#### [INFORMATION PROVIDED]
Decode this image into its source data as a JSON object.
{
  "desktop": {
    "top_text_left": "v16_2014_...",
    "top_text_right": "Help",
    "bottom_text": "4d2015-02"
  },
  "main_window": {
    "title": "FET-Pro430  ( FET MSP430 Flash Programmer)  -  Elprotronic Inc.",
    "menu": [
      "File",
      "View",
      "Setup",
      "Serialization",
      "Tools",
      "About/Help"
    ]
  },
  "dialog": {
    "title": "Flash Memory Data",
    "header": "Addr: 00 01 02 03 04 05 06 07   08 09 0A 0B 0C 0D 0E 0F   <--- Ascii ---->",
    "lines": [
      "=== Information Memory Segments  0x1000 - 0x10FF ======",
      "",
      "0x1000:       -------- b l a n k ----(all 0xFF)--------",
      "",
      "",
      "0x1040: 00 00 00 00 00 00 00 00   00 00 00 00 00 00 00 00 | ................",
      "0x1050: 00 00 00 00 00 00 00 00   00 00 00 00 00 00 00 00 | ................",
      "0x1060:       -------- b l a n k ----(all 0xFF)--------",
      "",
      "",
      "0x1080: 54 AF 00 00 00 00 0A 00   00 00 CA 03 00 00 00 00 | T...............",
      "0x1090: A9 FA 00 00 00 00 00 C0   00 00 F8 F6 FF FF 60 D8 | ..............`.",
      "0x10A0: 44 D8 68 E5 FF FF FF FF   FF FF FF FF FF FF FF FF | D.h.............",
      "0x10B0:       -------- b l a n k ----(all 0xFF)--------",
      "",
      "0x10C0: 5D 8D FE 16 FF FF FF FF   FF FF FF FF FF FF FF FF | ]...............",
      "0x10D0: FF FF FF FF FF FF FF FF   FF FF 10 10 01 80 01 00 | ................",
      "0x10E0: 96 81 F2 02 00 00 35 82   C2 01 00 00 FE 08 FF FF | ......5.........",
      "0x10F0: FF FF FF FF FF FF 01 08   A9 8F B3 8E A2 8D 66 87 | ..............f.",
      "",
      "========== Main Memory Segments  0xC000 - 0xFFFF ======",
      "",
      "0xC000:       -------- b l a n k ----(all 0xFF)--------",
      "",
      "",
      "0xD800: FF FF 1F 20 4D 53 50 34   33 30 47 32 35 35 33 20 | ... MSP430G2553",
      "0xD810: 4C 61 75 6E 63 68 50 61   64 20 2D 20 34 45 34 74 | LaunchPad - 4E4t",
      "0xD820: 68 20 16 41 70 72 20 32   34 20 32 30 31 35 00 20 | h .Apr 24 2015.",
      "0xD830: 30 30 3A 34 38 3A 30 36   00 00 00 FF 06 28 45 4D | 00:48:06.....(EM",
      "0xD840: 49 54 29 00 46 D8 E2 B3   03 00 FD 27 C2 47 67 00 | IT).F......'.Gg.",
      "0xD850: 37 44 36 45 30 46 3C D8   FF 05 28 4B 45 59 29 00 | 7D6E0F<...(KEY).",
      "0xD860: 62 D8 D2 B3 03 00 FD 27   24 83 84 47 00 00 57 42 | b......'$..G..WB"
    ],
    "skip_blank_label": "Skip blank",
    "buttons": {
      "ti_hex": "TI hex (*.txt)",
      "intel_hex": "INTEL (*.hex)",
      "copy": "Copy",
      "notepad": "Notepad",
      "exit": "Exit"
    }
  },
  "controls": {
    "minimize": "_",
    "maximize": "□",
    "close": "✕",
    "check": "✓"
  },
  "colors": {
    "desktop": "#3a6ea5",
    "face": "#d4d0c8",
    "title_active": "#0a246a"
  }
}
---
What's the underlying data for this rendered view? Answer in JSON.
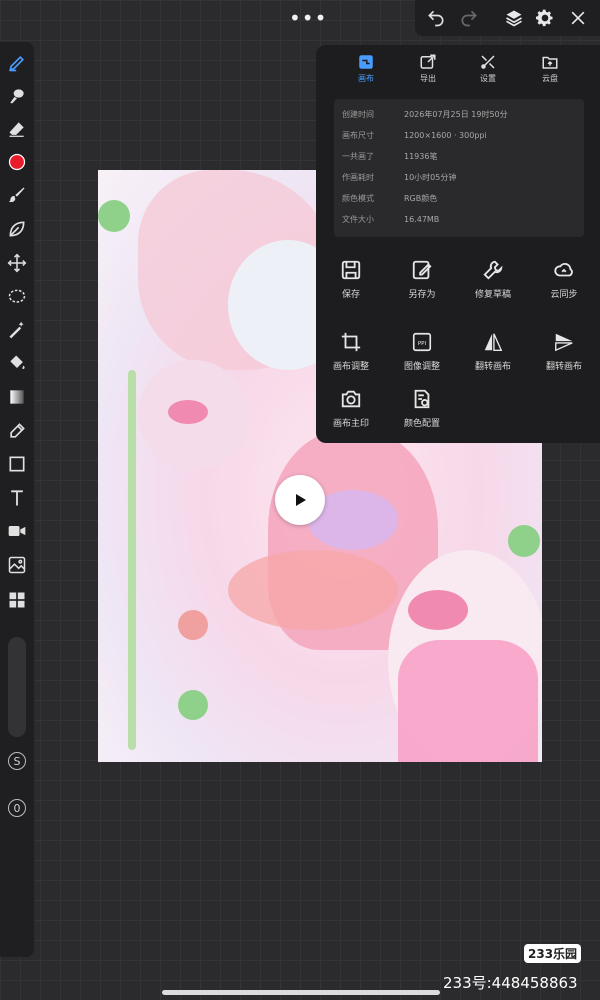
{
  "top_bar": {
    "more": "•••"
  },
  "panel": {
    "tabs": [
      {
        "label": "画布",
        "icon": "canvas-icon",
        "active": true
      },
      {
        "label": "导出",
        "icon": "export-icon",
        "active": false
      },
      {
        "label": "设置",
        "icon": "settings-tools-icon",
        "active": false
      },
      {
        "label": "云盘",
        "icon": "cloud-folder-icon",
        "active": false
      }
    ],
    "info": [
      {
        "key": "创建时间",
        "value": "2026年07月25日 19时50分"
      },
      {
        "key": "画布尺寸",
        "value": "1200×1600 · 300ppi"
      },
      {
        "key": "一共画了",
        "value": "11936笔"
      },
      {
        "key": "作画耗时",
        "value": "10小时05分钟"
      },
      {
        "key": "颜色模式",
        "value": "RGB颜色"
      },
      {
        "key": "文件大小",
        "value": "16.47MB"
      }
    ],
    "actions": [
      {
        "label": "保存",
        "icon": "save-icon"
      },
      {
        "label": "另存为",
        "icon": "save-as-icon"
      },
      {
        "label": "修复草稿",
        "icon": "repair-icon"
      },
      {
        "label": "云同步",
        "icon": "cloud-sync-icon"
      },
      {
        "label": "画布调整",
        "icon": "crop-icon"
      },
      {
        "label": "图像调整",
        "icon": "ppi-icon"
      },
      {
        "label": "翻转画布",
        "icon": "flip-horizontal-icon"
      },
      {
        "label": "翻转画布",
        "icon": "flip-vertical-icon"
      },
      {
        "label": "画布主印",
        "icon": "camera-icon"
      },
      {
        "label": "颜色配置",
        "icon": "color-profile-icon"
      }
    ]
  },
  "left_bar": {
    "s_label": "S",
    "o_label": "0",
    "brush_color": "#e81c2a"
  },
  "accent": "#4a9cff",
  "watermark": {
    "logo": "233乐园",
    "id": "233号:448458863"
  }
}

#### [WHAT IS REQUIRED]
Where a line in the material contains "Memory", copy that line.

#### [ANSWER BOX]
    "title": "Flash Memory Data",
      "=== Information Memory Segments  0x1000 - 0x10FF ======",
      "========== Main Memory Segments  0xC000 - 0xFFFF ======",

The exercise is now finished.